This isn’t a post about the hours I poured over biochemistry pathways or the different immune cells. It isn’t about my boyfriend, Avery, who made quotes for me to read every day I studied for the MCAT. It isn’t even about my gratitude for my mom and dad who empowered this dream.

This is a post to you, to say YOU CAN DO IT. I promise you can. Whatever it is that sets your heart alive, gives you a purpose that is bigger than yourself, or wakes you up in the morning, I am begging you to chase that dream. Nothing is more beautiful than settling that thing in you that is urging you to pursue your dreams. Four years ago, I was a high school senior in a small town in rural Tennessee. I had never taken an AP class or won a national spelling bee or been inducted into the National Honors Society. I applied to one university and never even imagined applying to an Ivy League school. I had a few key mentors, a passion for science and service, and a door that was hanging wide open in front of me. Through that door, I saw limitless opportunity and chance. I saw hope. Belmont University was my vessel to explore that thing within me that said “Hey, go for it. I believe in you.” I have always felt there is something greater within me, something calling me to do more and to be more than my small and limited mind can comprehend. I followed the crazy things that thing called me towards, and I achieved a dream – a dream bigger than I ever imagined.

I think everyone has this thing within them, gnawing at their spirit. It may be starting a business, working as a nurse, doing mission work, becoming a writer or artist, helping those that are differently-abled, or finally going back to school. It may be small; it may be big. Whatever you have in you that is inching to get out, it matters. Your contribution to the world matters.

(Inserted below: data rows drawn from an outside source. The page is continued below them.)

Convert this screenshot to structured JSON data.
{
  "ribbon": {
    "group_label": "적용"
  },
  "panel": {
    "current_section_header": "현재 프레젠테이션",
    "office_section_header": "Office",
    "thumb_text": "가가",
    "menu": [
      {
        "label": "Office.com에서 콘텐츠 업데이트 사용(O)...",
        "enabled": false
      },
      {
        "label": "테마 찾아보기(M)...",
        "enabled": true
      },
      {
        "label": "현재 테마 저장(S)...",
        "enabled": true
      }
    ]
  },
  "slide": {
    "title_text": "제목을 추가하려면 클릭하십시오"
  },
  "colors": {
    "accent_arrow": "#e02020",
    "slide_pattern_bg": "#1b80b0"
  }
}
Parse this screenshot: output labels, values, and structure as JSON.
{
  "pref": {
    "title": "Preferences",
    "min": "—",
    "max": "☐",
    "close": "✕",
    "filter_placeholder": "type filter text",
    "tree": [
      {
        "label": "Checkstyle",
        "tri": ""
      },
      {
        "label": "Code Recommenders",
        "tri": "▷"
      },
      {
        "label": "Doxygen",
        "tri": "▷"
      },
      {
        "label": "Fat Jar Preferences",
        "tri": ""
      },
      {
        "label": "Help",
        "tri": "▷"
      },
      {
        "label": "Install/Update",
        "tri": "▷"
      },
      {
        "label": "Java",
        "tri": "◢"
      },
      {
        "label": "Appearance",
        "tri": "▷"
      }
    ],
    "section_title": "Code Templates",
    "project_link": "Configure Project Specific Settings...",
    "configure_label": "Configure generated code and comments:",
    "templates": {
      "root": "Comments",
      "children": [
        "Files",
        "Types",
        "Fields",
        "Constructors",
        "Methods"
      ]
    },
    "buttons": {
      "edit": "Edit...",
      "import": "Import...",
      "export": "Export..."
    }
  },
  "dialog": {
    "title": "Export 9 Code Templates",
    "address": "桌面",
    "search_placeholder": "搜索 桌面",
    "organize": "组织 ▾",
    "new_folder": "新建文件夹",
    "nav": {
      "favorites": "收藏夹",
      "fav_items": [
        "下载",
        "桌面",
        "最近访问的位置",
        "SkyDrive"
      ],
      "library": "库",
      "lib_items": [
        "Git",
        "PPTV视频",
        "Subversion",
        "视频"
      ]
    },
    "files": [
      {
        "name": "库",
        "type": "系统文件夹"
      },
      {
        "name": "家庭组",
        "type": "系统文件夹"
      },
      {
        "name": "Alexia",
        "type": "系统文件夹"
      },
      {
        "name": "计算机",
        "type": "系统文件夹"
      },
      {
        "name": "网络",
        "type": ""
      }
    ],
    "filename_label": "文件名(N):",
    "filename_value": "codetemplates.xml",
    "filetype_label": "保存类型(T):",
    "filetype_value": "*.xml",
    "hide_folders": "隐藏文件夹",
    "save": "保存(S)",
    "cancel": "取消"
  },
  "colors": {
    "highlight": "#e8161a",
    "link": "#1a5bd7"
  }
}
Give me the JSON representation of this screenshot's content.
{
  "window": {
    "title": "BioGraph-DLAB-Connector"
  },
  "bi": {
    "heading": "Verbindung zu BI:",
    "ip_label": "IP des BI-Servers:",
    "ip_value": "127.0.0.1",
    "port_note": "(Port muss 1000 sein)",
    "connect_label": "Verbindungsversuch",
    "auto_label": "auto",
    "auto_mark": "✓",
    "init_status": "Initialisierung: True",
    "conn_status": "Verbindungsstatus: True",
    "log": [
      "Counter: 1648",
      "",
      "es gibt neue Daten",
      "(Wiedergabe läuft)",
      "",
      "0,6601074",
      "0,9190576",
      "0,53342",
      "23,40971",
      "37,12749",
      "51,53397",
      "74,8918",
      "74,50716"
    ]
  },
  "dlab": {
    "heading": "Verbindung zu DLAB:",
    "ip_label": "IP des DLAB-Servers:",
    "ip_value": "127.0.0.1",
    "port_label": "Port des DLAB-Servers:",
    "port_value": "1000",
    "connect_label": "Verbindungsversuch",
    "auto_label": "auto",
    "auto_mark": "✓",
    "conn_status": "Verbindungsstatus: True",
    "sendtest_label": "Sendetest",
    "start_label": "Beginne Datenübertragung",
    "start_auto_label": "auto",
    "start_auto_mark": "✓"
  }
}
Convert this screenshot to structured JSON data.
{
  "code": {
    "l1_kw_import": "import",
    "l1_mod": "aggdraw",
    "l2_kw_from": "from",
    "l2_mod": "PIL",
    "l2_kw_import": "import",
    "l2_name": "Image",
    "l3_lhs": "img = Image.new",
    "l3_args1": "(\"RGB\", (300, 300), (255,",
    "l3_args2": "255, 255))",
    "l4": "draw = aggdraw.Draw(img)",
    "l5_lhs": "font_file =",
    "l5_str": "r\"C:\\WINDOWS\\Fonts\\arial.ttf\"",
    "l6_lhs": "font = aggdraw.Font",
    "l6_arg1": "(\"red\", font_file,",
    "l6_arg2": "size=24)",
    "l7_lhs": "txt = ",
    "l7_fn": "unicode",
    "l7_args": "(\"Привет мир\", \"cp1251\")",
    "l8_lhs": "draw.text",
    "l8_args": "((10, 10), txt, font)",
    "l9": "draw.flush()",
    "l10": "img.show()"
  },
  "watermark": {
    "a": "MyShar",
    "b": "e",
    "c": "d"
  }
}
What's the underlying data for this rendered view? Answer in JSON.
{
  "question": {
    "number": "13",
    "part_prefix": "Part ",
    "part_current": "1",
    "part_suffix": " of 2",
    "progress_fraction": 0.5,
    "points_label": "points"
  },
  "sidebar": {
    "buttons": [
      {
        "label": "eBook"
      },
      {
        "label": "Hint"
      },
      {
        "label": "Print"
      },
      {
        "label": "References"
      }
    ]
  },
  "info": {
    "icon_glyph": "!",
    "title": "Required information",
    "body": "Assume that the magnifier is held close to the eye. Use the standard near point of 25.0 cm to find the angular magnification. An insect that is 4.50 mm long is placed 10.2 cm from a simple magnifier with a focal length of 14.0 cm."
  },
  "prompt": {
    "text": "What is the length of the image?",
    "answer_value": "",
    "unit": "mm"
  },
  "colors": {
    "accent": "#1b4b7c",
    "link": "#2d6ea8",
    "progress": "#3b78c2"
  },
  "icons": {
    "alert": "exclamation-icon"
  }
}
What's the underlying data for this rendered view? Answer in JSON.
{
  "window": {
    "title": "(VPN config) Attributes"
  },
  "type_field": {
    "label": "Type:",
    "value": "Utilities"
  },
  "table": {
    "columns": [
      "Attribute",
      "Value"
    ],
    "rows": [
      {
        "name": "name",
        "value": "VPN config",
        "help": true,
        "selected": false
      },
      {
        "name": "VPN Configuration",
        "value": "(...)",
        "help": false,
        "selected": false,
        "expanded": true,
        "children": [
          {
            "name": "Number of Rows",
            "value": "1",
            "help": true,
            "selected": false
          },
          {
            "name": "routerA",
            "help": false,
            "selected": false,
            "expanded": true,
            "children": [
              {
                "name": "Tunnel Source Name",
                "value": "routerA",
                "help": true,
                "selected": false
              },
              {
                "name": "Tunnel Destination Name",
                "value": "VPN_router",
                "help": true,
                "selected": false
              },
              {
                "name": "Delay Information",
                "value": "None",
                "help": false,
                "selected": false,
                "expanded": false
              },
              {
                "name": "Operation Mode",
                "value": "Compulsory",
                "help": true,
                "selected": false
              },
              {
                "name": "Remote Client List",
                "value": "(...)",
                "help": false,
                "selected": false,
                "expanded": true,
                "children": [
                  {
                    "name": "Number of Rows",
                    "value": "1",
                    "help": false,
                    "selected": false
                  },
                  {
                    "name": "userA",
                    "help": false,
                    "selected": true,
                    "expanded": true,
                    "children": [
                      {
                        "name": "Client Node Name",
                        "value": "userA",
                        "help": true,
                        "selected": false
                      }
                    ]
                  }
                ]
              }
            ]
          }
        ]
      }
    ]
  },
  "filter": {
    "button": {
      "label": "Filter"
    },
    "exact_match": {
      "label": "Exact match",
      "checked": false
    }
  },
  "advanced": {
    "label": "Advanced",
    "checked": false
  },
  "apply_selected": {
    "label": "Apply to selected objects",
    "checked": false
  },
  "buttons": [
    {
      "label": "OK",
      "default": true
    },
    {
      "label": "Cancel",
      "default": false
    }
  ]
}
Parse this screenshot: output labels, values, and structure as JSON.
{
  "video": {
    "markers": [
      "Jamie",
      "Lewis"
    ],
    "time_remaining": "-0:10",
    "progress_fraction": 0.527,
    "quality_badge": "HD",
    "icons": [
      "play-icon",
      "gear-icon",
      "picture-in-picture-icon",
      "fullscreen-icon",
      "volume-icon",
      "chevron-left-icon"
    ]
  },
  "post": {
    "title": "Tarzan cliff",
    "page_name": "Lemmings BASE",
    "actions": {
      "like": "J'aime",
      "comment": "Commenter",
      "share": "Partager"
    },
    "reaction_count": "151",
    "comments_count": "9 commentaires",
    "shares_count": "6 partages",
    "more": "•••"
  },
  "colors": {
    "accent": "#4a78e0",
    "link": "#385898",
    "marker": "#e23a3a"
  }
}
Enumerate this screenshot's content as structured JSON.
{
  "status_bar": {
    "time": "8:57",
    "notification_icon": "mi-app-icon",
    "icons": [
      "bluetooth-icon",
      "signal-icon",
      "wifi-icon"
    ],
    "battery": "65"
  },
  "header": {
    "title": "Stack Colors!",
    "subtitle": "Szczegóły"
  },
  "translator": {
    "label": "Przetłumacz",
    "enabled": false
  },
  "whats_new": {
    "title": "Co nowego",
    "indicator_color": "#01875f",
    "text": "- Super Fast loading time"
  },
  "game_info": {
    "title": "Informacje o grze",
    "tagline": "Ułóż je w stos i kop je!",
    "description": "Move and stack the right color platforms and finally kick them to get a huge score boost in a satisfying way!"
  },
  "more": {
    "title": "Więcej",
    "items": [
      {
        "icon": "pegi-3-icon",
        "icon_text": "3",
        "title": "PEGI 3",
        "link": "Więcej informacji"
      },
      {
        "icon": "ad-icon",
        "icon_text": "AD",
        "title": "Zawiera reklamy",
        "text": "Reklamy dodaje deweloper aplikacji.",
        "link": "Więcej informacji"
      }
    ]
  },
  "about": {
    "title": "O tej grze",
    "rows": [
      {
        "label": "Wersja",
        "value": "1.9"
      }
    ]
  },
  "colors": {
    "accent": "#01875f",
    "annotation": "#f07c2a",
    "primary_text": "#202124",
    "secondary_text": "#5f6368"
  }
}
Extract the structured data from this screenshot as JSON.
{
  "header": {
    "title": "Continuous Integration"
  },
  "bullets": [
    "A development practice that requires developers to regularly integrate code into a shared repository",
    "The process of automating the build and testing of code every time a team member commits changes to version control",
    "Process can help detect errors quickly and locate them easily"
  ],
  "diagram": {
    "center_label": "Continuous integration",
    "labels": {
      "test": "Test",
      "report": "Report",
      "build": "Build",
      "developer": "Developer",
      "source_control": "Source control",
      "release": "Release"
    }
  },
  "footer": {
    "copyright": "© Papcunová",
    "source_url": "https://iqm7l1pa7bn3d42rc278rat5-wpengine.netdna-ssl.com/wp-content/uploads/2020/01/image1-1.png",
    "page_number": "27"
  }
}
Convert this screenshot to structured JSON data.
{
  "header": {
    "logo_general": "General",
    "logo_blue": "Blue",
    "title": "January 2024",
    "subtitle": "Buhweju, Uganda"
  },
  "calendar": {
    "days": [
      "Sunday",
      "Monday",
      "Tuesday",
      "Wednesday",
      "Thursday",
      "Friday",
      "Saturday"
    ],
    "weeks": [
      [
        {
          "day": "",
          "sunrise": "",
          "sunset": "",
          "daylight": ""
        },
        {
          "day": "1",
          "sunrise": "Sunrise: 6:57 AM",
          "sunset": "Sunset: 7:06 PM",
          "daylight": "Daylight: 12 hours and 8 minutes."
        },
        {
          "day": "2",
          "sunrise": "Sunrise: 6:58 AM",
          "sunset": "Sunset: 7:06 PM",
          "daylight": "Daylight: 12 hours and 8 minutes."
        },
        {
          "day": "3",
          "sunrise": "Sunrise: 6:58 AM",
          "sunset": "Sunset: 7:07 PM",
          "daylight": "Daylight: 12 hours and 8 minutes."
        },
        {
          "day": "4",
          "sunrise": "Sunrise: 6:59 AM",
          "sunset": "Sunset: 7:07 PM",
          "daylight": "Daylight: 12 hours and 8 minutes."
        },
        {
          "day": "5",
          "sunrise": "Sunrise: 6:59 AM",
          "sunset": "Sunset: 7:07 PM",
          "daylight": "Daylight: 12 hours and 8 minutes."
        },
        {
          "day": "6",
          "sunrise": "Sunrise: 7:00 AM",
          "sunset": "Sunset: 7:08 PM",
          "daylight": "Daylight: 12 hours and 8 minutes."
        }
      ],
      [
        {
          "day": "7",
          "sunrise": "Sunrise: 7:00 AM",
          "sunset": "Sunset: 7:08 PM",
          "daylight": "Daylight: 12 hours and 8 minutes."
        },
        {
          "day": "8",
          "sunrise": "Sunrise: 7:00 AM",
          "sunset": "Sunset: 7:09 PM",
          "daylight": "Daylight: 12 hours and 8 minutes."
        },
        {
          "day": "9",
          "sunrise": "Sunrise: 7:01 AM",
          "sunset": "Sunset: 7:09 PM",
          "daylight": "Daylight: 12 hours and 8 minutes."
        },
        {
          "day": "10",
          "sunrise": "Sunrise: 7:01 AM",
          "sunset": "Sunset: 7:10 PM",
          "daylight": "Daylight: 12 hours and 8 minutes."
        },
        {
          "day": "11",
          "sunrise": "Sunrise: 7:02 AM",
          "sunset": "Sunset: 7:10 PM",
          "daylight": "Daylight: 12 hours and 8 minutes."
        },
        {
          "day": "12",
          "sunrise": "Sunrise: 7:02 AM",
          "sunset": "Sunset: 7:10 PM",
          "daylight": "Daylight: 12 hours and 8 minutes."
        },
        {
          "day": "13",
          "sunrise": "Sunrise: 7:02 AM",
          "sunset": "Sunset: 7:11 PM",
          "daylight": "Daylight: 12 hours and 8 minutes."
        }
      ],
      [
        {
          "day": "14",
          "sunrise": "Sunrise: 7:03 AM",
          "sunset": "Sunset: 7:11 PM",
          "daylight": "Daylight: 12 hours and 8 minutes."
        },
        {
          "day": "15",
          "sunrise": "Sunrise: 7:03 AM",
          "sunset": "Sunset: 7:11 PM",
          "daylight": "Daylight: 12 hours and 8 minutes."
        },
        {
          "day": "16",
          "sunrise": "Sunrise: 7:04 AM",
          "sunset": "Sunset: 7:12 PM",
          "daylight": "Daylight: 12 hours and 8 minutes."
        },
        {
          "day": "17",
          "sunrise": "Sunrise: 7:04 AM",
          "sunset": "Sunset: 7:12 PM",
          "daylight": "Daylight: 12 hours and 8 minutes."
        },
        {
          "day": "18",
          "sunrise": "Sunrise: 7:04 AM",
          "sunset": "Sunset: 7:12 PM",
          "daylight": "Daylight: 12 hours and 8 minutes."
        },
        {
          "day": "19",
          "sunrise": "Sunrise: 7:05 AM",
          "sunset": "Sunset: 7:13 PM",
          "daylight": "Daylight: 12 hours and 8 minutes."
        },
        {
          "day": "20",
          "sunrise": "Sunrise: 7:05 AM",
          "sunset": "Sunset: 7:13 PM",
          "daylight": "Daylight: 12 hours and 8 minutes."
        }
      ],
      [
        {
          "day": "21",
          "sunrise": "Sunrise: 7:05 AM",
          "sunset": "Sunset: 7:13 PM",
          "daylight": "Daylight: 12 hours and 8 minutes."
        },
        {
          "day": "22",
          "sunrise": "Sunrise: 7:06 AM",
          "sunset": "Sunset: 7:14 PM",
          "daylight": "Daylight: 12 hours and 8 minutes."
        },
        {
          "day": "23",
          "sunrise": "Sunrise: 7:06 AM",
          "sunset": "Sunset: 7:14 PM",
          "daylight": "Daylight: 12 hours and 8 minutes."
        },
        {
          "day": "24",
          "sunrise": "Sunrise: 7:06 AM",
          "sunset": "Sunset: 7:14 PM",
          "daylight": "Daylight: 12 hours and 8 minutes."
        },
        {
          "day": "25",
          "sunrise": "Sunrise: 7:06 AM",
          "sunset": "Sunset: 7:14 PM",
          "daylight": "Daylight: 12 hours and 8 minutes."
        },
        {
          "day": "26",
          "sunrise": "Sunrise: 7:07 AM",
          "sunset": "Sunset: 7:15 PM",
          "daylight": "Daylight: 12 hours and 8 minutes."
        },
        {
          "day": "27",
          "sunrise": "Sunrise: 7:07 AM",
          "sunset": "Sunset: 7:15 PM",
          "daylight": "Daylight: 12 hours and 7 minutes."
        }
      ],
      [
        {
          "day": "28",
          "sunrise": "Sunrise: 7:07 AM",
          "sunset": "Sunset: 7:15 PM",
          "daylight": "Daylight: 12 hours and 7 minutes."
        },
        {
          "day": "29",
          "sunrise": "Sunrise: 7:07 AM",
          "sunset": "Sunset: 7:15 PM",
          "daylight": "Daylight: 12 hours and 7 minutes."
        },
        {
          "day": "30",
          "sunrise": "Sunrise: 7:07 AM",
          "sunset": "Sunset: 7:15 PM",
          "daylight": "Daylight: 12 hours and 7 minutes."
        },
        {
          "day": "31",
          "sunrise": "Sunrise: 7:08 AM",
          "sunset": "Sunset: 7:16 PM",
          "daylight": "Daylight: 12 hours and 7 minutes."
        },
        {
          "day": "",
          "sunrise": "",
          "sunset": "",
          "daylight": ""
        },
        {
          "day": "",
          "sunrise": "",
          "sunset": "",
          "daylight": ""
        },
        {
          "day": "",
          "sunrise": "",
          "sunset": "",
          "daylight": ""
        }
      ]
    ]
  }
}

People will discourage you. People will question you. People will try to limit your ambition and your dreams. My biggest advice is to never be that person to yourself. Believe in who you are. If you do this, other people will believe in you, too. My freshman year of college, my mentor Dr. Javid Moslehi consistently introduced me as, “This is Mary. She’s going to be a Harvard medical student one day.” I jokingly laughed it off and didn’t believe him, but his belief encouraged me to believe in myself. Find those people that believe in you. They are the ones that throw gasoline on the fire within your heart.

Dream big but work hard. My dad always told me, “There are people a lot smarter than me, but none of them can work harder.” This is my motto now, too. You can be a math genius or an art prodigy, but if you do no work with that talent, you will never fulfill your potential. Seriously, work hard. Where you are deficient, hard work can compensate. I fully believe anyone can learn anything with enough time and effort. If hard work can get a girl like me into Harvard, it can get you anywhere you imagine.

Just go for it. The worst thing that can happen is that you fail, and if you fail then you just start over and try again. My mom always reminded my younger sister, “What happens when we fall? We learn to pick ourselves up.” You can always pick yourself up, and you’ll probably have people around you that are there to catch you anyways. Whatever is holding you back, throw it off. Whoever is holding you down, let them go. You are worth achieving your dreams. You are worth making a difference. I promise: you can do it.

“Tell me, what is it you plan to do with your one wild and precious life?” – Mary Oliver

“My mission in life is not merely to survive, but to thrive; and to do so with some passion, some compassion, some humor, and some style.” – Maya Angelou